Oops, you did it again -- slacked off so much that you haven't finished the job you said you were going to finish. While it's certainly not an ideal situation, the worst thing you can do now is put off talking with your boss. By talking to her as soon as possible, you may be able to get the help you need to finish the project. Additionally, you can show your boss that you want to make sure it doesn't happen again.
Ask for Help
First off, ask your boss for a private meeting right away. In the meeting, tell her the situation, providing any facts that will help your case. If you're having trouble at home or dealing with other personal issues, now's the time to come clean. You don't need to share all the details about the problem, but letting your boss know you're having a hard time may soften her up a bit. If you don't have any real excuse for your underperformance, say so. Being honest about the problem may show your boss you're humble enough to ask for help. After stating the facts, ask her to help you come up with a solution for finishing the project, be it collaborating with other employees, getting more time to finish, or another solution you come up with together. If you're leaving your job soon and the work in question is your last hurrah, the only solution may be to get another employee to start taking on the tasks.
You've gotten through the difficult part of owning up to the problem. As you work on fixing it, also let your boss know you don't want it to happen again. Talk to her about setting new goals for the future, using the "SMART" system to set goals that are Specific, Measurable, Attainable, Realistic and Timely. Work through the "attainable" part carefully -- you got yourself into this mess because you set goals that weren't attainable -- or you weren't realistic about their attainability within your time frame.
Keep your boss or other mentors close as you work on meeting the new goals you set for yourself. Something went wrong the last time, and one way to see that it doesn't happen again is to get guidance and assistance as you move forward. Ask your boss to assign you a mentor, or find one on your own. Then, meet with that person often to get feedback on your performance.
It may be you weren't able to finish your project because you lacked certain skills or didn't have the training necessary to do it right. If that's the case, talk to your boss about attending training that will help you in the future. If your boss is invested enough to let you stay on the job even after your underperformance issue, there's a chance she'll invest in you even more and help you get the training you need. Do some investigation on your own before you approach her -- find out what tuition matching or training opportunities your company regularly offers, and then approach her with a specific program or opportunity in mind.

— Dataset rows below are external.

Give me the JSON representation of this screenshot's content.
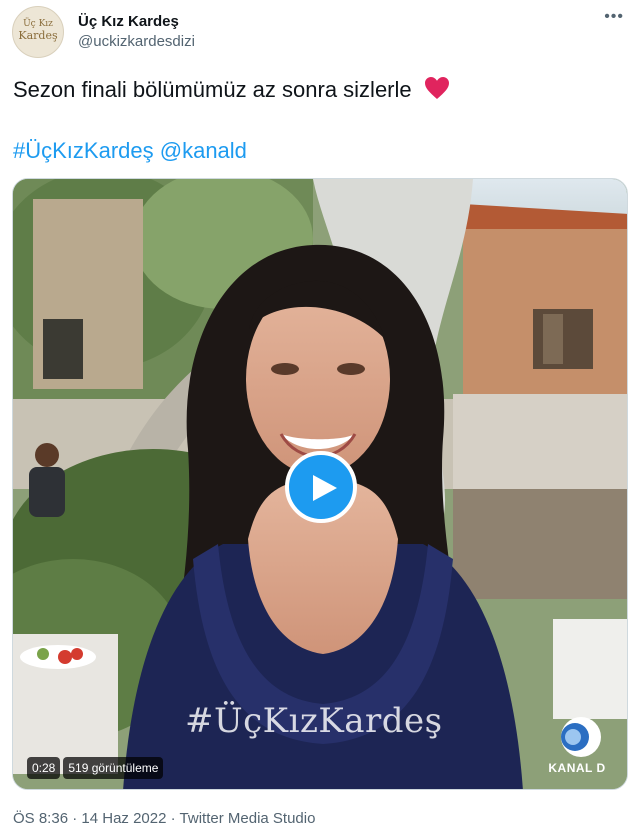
{
  "account": {
    "name": "Üç Kız Kardeş",
    "handle": "@uckizkardesdizi",
    "avatar_line1": "Üç Kız",
    "avatar_line2": "Kardeş"
  },
  "tweet": {
    "text": "Sezon finali bölümümüz az sonra sizlerle",
    "hashtag": "#ÜçKızKardeş",
    "mention": "@kanald",
    "heart_icon": "red-heart-emoji"
  },
  "video": {
    "overlay_hashtag": "#ÜçKızKardeş",
    "duration": "0:28",
    "views": "519 görüntüleme",
    "channel": "KANAL D"
  },
  "footer": {
    "time": "ÖS 8:36",
    "date": "14 Haz 2022",
    "source": "Twitter Media Studio",
    "separator": "·"
  },
  "colors": {
    "link": "#1d9bf0",
    "secondary_text": "#536471",
    "play_button": "#1d9bf0",
    "heart": "#e0245e"
  }
}
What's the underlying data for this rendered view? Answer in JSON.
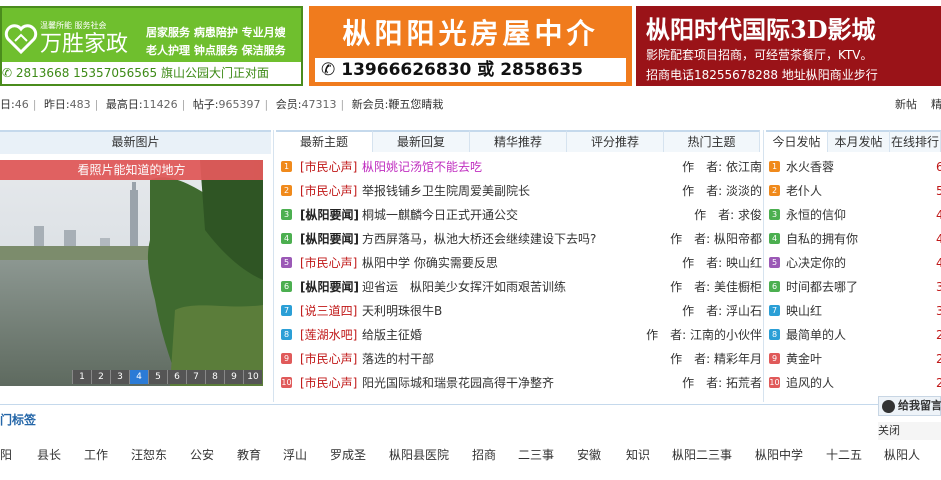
{
  "banners": {
    "wansheng": {
      "slogan": "温馨所能 服务社会",
      "brand": "万胜家政",
      "services_row1": "居家服务  病患陪护  专业月嫂",
      "services_row2": "老人护理  钟点服务  保洁服务",
      "phones": "2813668  15357056565 旗山公园大门正对面"
    },
    "sunshine": {
      "title": "枞阳阳光房屋中介",
      "phone": "13966626830 或 2858635"
    },
    "cinema": {
      "title": "枞阳时代国际3D影城",
      "line2": "影院配套项目招商，可经营茶餐厅，KTV。",
      "line3": "招商电话18255678288   地址枞阳商业步行"
    }
  },
  "stats": {
    "today_label": "日:",
    "today": "46",
    "yesterday_label": "昨日:",
    "yesterday": "483",
    "max_label": "最高日:",
    "max": "11426",
    "posts_label": "帖子:",
    "posts": "965397",
    "members_label": "会员:",
    "members": "47313",
    "new_member_label": "新会员:",
    "new_member": "鞭五您睛栽",
    "new_posts": "新帖",
    "featured": "精"
  },
  "pictures": {
    "header": "最新图片",
    "caption": "看照片能知道的地方",
    "pages": [
      "1",
      "2",
      "3",
      "4",
      "5",
      "6",
      "7",
      "8",
      "9",
      "10"
    ],
    "active_page": 4
  },
  "tabs": [
    "最新主题",
    "最新回复",
    "精华推荐",
    "评分推荐",
    "热门主题"
  ],
  "threads": [
    {
      "n": "1",
      "color": "#f08a1c",
      "forum": "[市民心声]",
      "forum_bold": false,
      "title": "枞阳姚记汤馆不能去吃",
      "title_color": "#c02ec0",
      "author": "作　者: 依江南"
    },
    {
      "n": "2",
      "color": "#f08a1c",
      "forum": "[市民心声]",
      "forum_bold": false,
      "title": "举报钱铺乡卫生院周爱美副院长",
      "title_color": "#333",
      "author": "作　者: 淡淡的"
    },
    {
      "n": "3",
      "color": "#4caf50",
      "forum": "[枞阳要闻]",
      "forum_bold": true,
      "title": "桐城一麒麟今日正式开通公交",
      "title_color": "#333",
      "author": "作　者: 求俊"
    },
    {
      "n": "4",
      "color": "#4caf50",
      "forum": "[枞阳要闻]",
      "forum_bold": true,
      "title": "方西屏落马，枞池大桥还会继续建设下去吗?",
      "title_color": "#333",
      "author": "作　者: 枞阳帝都"
    },
    {
      "n": "5",
      "color": "#9b59b6",
      "forum": "[市民心声]",
      "forum_bold": false,
      "title": "枞阳中学 你确实需要反思",
      "title_color": "#333",
      "author": "作　者: 映山红"
    },
    {
      "n": "6",
      "color": "#4caf50",
      "forum": "[枞阳要闻]",
      "forum_bold": true,
      "title": "迎省运　枞阳美少女挥汗如雨艰苦训练",
      "title_color": "#333",
      "author": "作　者: 美佳橱柜"
    },
    {
      "n": "7",
      "color": "#2b9fd6",
      "forum": "[说三道四]",
      "forum_bold": false,
      "title": "天利明珠很牛B",
      "title_color": "#333",
      "author": "作　者: 浮山石"
    },
    {
      "n": "8",
      "color": "#2b9fd6",
      "forum": "[莲湖水吧]",
      "forum_bold": false,
      "title": "给版主征婚",
      "title_color": "#333",
      "author": "作　者: 江南的小伙伴"
    },
    {
      "n": "9",
      "color": "#e05a5a",
      "forum": "[市民心声]",
      "forum_bold": false,
      "title": "落选的村干部",
      "title_color": "#333",
      "author": "作　者: 精彩年月"
    },
    {
      "n": "10",
      "color": "#e05a5a",
      "forum": "[市民心声]",
      "forum_bold": false,
      "title": "阳光国际城和瑞景花园高得干净整齐",
      "title_color": "#333",
      "author": "作　者: 拓荒者"
    }
  ],
  "right_tabs": [
    "今日发帖",
    "本月发帖",
    "在线排行"
  ],
  "users": [
    {
      "n": "1",
      "color": "#f08a1c",
      "name": "水火香蓉",
      "count": "6"
    },
    {
      "n": "2",
      "color": "#f08a1c",
      "name": "老仆人",
      "count": "5"
    },
    {
      "n": "3",
      "color": "#4caf50",
      "name": "永恒的信仰",
      "count": "4"
    },
    {
      "n": "4",
      "color": "#4caf50",
      "name": "自私的拥有你",
      "count": "4"
    },
    {
      "n": "5",
      "color": "#9b59b6",
      "name": "心决定你的",
      "count": "4"
    },
    {
      "n": "6",
      "color": "#4caf50",
      "name": "时间都去哪了",
      "count": "3"
    },
    {
      "n": "7",
      "color": "#2b9fd6",
      "name": "映山红",
      "count": "3"
    },
    {
      "n": "8",
      "color": "#2b9fd6",
      "name": "最简单的人",
      "count": "2"
    },
    {
      "n": "9",
      "color": "#e05a5a",
      "name": "黄金叶",
      "count": "2"
    },
    {
      "n": "10",
      "color": "#e05a5a",
      "name": "追风的人",
      "count": "2"
    }
  ],
  "tags_header": "门标签",
  "tags": [
    "阳",
    "县长",
    "工作",
    "汪恕东",
    "公安",
    "教育",
    "浮山",
    "罗成圣",
    "枞阳县医院",
    "招商",
    "二三事",
    "安徽",
    "知识",
    "枞阳二三事",
    "枞阳中学",
    "十二五",
    "枞阳人"
  ],
  "float": {
    "leave_msg": "给我留言",
    "close": "关闭"
  }
}
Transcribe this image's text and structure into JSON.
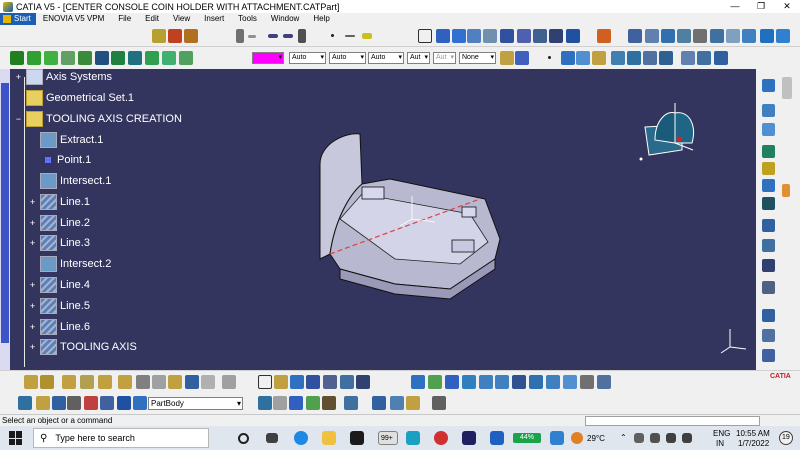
{
  "window": {
    "title": "CATIA V5 - [CENTER CONSOLE COIN HOLDER WITH ATTACHMENT.CATPart]",
    "minimize": "—",
    "restore": "❐",
    "close": "✕"
  },
  "menubar": {
    "start": "Start",
    "items": [
      "ENOVIA V5 VPM",
      "File",
      "Edit",
      "View",
      "Insert",
      "Tools",
      "Window",
      "Help"
    ]
  },
  "toolbar2": {
    "color_value": "",
    "linetype1": "Auto",
    "linetype2": "Auto",
    "linetype3": "Auto",
    "linetype4": "Aut",
    "linetype5": "Aut",
    "layer": "None"
  },
  "tree": {
    "items": [
      {
        "label": "Axis Systems",
        "icon": "axis-systems-icon"
      },
      {
        "label": "Geometrical Set.1",
        "icon": "geometrical-set-icon"
      },
      {
        "label": "TOOLING AXIS CREATION",
        "icon": "geometrical-set-icon"
      },
      {
        "label": "Extract.1",
        "icon": "extract-icon"
      },
      {
        "label": "Point.1",
        "icon": "point-icon"
      },
      {
        "label": "Intersect.1",
        "icon": "intersect-icon"
      },
      {
        "label": "Line.1",
        "icon": "line-icon"
      },
      {
        "label": "Line.2",
        "icon": "line-icon"
      },
      {
        "label": "Line.3",
        "icon": "line-icon"
      },
      {
        "label": "Intersect.2",
        "icon": "intersect-icon"
      },
      {
        "label": "Line.4",
        "icon": "line-icon"
      },
      {
        "label": "Line.5",
        "icon": "line-icon"
      },
      {
        "label": "Line.6",
        "icon": "line-icon"
      },
      {
        "label": "TOOLING AXIS",
        "icon": "line-icon"
      }
    ]
  },
  "bottom_toolbar": {
    "partbody": "PartBody",
    "catia_logo": "CATIA"
  },
  "statusbar": {
    "message": "Select an object or a command"
  },
  "taskbar": {
    "search_placeholder": "Type here to search",
    "badge": "99+",
    "battery": "44%",
    "temperature": "29°C",
    "language": "ENG",
    "region": "IN",
    "time": "10:55 AM",
    "date": "1/7/2022",
    "notifications": "19"
  },
  "colors": {
    "viewport_bg": "#34355f",
    "tree_text": "#ffffff",
    "accent": "#1a5fb4",
    "magenta": "#ff00ff"
  }
}
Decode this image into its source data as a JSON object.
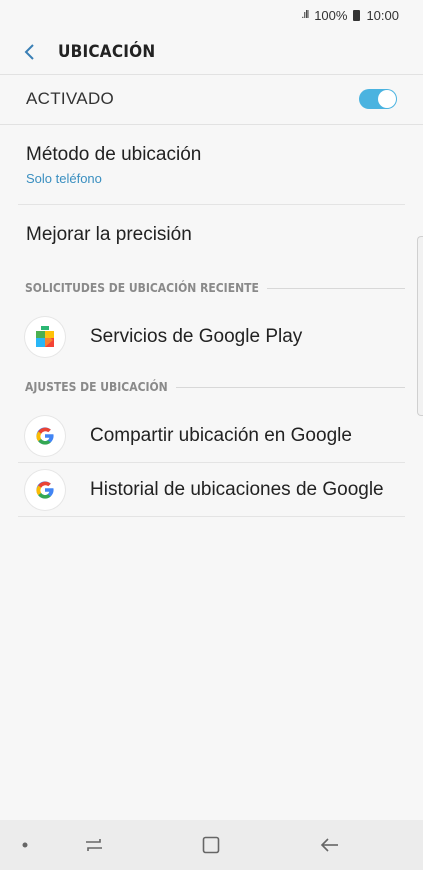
{
  "status_bar": {
    "battery": "100%",
    "time": "10:00"
  },
  "header": {
    "title": "UBICACIÓN",
    "back_icon": "chevron-left-icon"
  },
  "master": {
    "label": "ACTIVADO",
    "enabled": true,
    "accent": "#4ab3e0"
  },
  "settings": {
    "method": {
      "title": "Método de ubicación",
      "value": "Solo teléfono"
    },
    "accuracy": {
      "title": "Mejorar la precisión"
    }
  },
  "sections": {
    "recent": "SOLICITUDES DE UBICACIÓN RECIENTE",
    "settings": "AJUSTES DE UBICACIÓN"
  },
  "recent_apps": [
    {
      "label": "Servicios de Google Play",
      "icon": "google-play-services-icon"
    }
  ],
  "location_settings": [
    {
      "label": "Compartir ubicación en Google",
      "icon": "google-g-icon"
    },
    {
      "label": "Historial de ubicaciones de Google",
      "icon": "google-g-icon"
    }
  ],
  "nav": [
    "recent-apps-icon",
    "home-icon",
    "back-arrow-icon"
  ]
}
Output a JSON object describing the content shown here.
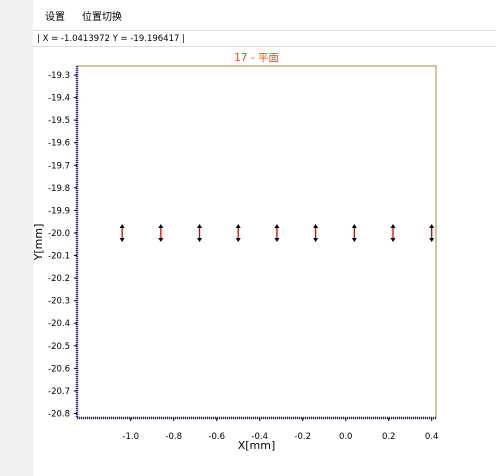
{
  "menu": {
    "settings_label": "设置",
    "position_switch_label": "位置切换"
  },
  "status": {
    "coords_text": "| X = -1.0413972  Y = -19.196417 |"
  },
  "colors": {
    "title": "#ff4500",
    "frame": "#b08a3a",
    "axis_line": "#2a2a7a",
    "marker_red": "#dd0000",
    "marker_black": "#000000"
  },
  "chart_data": {
    "type": "scatter",
    "title": "17 - 平面",
    "xlabel": "X[mm]",
    "ylabel": "Y[mm]",
    "xlim": [
      -1.25,
      0.42
    ],
    "ylim": [
      -20.82,
      -19.26
    ],
    "xticks": [
      "-1.0",
      "-0.8",
      "-0.6",
      "-0.4",
      "-0.2",
      "0.0",
      "0.2",
      "0.4"
    ],
    "xtick_values": [
      -1.0,
      -0.8,
      -0.6,
      -0.4,
      -0.2,
      0.0,
      0.2,
      0.4
    ],
    "yticks": [
      "-19.3",
      "-19.4",
      "-19.5",
      "-19.6",
      "-19.7",
      "-19.8",
      "-19.9",
      "-20.0",
      "-20.1",
      "-20.2",
      "-20.3",
      "-20.4",
      "-20.5",
      "-20.6",
      "-20.7",
      "-20.8"
    ],
    "ytick_values": [
      -19.3,
      -19.4,
      -19.5,
      -19.6,
      -19.7,
      -19.8,
      -19.9,
      -20.0,
      -20.1,
      -20.2,
      -20.3,
      -20.4,
      -20.5,
      -20.6,
      -20.7,
      -20.8
    ],
    "points": {
      "x": [
        -1.04,
        -0.86,
        -0.68,
        -0.5,
        -0.32,
        -0.14,
        0.04,
        0.22,
        0.4
      ],
      "y": [
        -20.0,
        -20.0,
        -20.0,
        -20.0,
        -20.0,
        -20.0,
        -20.0,
        -20.0,
        -20.0
      ]
    },
    "marker": "double-arrow-vertical"
  }
}
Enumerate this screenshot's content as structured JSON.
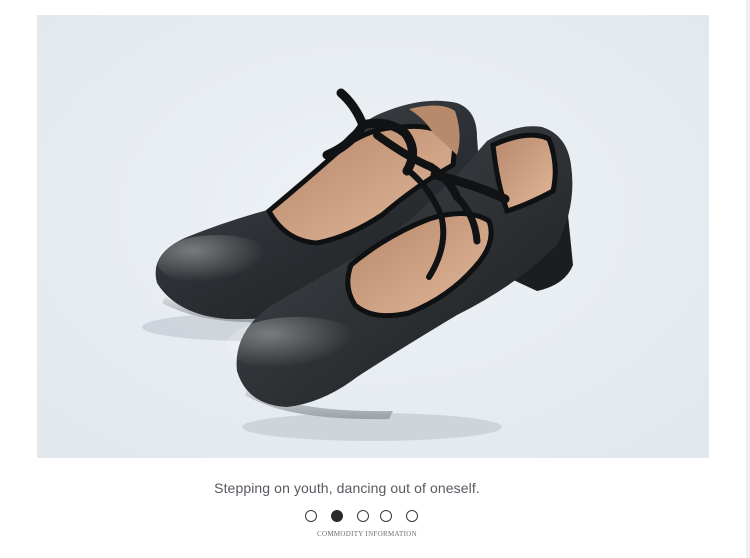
{
  "product": {
    "image_alt": "Black leather tap shoes with ribbon laces",
    "tagline": "Stepping on youth, dancing out of oneself.",
    "caption": "COMMODITY INFORMATION"
  },
  "carousel": {
    "slide_count": 5,
    "active_index": 1,
    "dots": [
      {
        "label": "slide-1",
        "active": false
      },
      {
        "label": "slide-2",
        "active": true
      },
      {
        "label": "slide-3",
        "active": false
      },
      {
        "label": "slide-4",
        "active": false
      },
      {
        "label": "slide-5",
        "active": false
      }
    ]
  },
  "colors": {
    "photo_background": "#e8edf2",
    "shoe_leather": "#2b2e31",
    "shoe_lining": "#c9987a",
    "dot_active": "#2a2a2a"
  }
}
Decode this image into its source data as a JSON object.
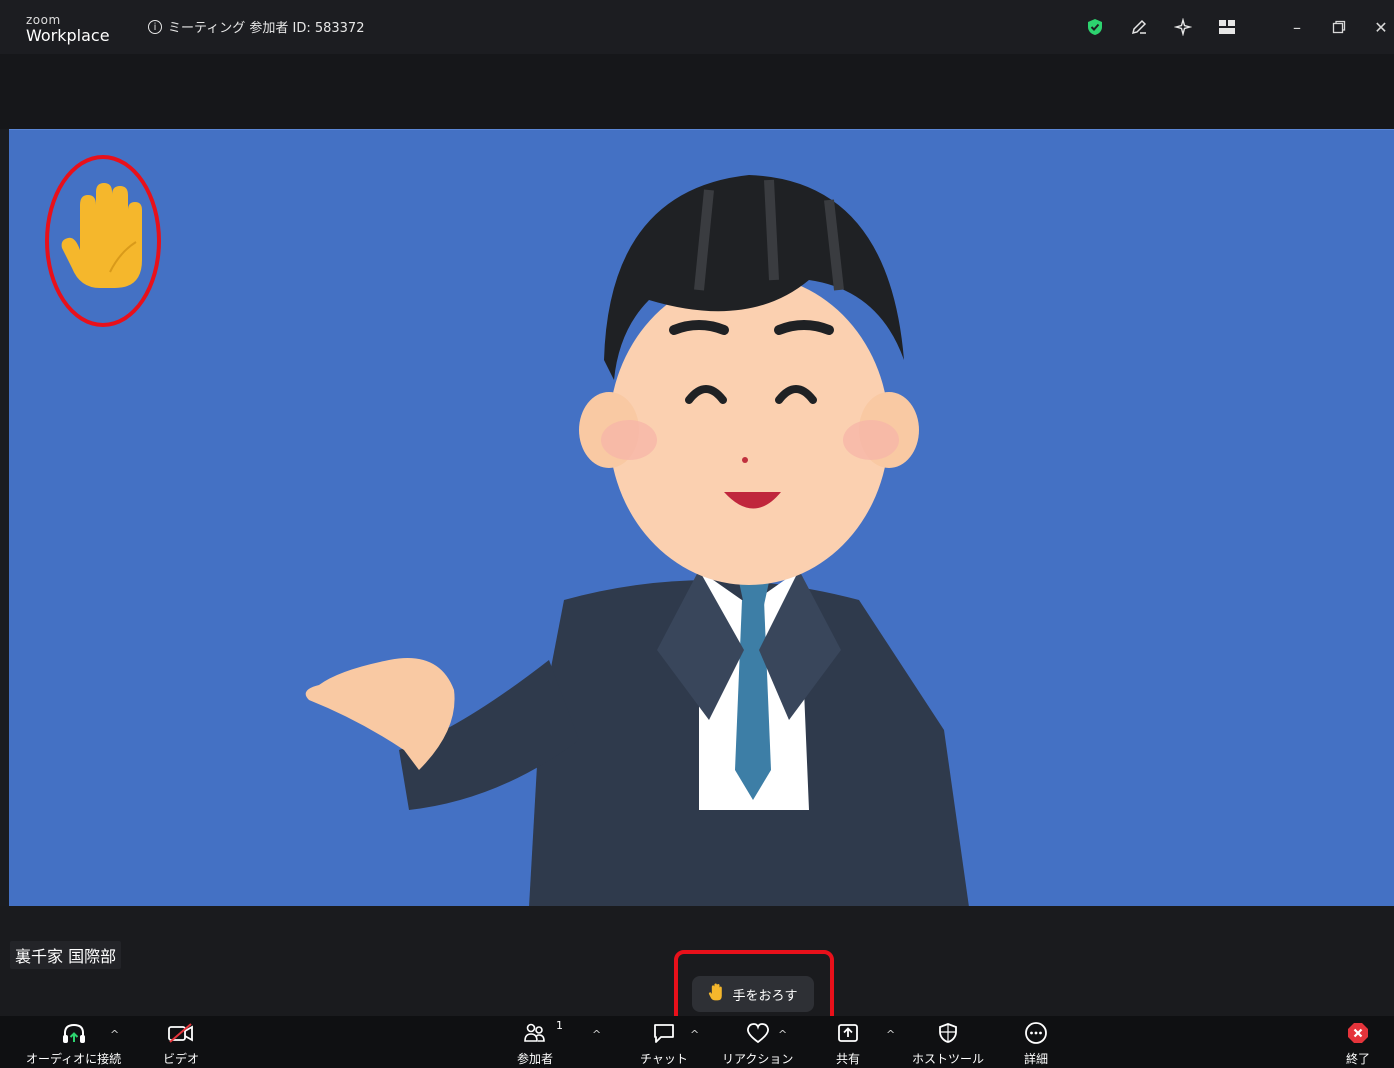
{
  "titlebar": {
    "logo_small": "zoom",
    "logo_big": "Workplace",
    "meeting_info": "ミーティング 参加者 ID: 583372"
  },
  "video": {
    "participant_name": "裏千家 国際部"
  },
  "lower_hand_button": {
    "label": "手をおろす"
  },
  "toolbar": {
    "audio_label": "オーディオに接続",
    "video_label": "ビデオ",
    "participants_label": "参加者",
    "participants_count": "1",
    "chat_label": "チャット",
    "reactions_label": "リアクション",
    "share_label": "共有",
    "host_tools_label": "ホストツール",
    "more_label": "詳細",
    "end_label": "終了"
  },
  "colors": {
    "video_background": "#4471c4",
    "annotation": "#e8101a",
    "shield": "#2dd36f",
    "end_red": "#e5343b"
  }
}
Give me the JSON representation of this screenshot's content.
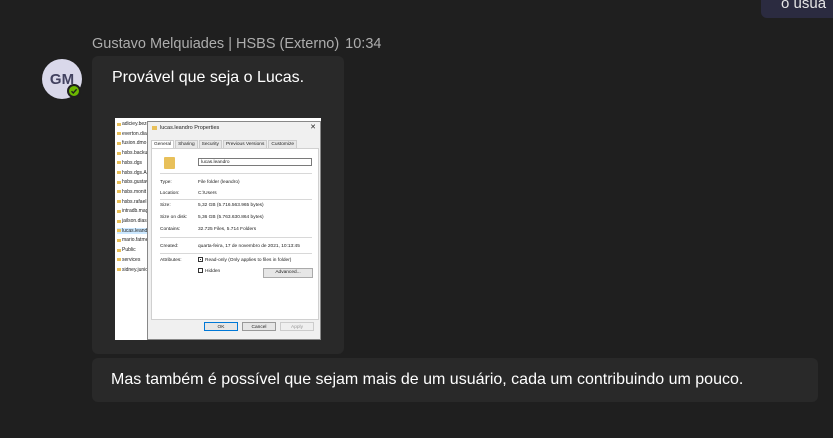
{
  "previous_message": {
    "text": "o usua"
  },
  "sender": {
    "name": "Gustavo Melquiades | HSBS (Externo)",
    "time": "10:34",
    "initials": "GM",
    "presence_color": "#6bb700"
  },
  "messages": [
    {
      "text": "Provável que seja o Lucas."
    },
    {
      "text": "Mas também é possível que sejam mais de um usuário, cada um contribuindo um pouco."
    }
  ],
  "screenshot": {
    "explorer_items": [
      "adiciey.bezer",
      "everton.dias",
      "fusion.dmo",
      "hsbs.backup",
      "hsbs.dgs",
      "hsbs.dgs.AS",
      "hsbs.gustav",
      "hsbs.monit",
      "hsbs.rafael",
      "intradb.mag",
      "jailson.dias",
      "lucas.leandr",
      "mario.fatme",
      "Public",
      "services",
      "sidney.junio"
    ],
    "selected_index": 11,
    "dialog_title": "lucas.leandro Properties",
    "close_glyph": "✕",
    "tabs": [
      "General",
      "Sharing",
      "Security",
      "Previous Versions",
      "Customize"
    ],
    "folder_name": "lucas.leandro",
    "properties": [
      {
        "label": "Type:",
        "value": "File folder (leandro)"
      },
      {
        "label": "Location:",
        "value": "C:\\Users"
      },
      {
        "label": "Size:",
        "value": "5,32 GB (5.716.563.965 bytes)"
      },
      {
        "label": "Size on disk:",
        "value": "5,36 GB (5.763.630.864 bytes)"
      },
      {
        "label": "Contains:",
        "value": "32.725 Files, 5.714 Folders"
      },
      {
        "label": "Created:",
        "value": "quarta-feira, 17 de novembro de 2021, 10:13:45"
      }
    ],
    "attributes_label": "Attributes:",
    "readonly_label": "Read-only (Only applies to files in folder)",
    "hidden_label": "Hidden",
    "advanced_label": "Advanced...",
    "ok_label": "OK",
    "cancel_label": "Cancel",
    "apply_label": "Apply"
  }
}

Nicole Vulcan has been a journalist since 1997, covering parenting and fitness for The Oregonian, careers for CareerAddict, and travel, gardening and fitness for Black Hills Woman and other publications. Vulcan holds a Bachelor of Arts in English and journalism from the University of Minnesota. She's also a lifelong athlete and is pursuing certification as a personal trainer.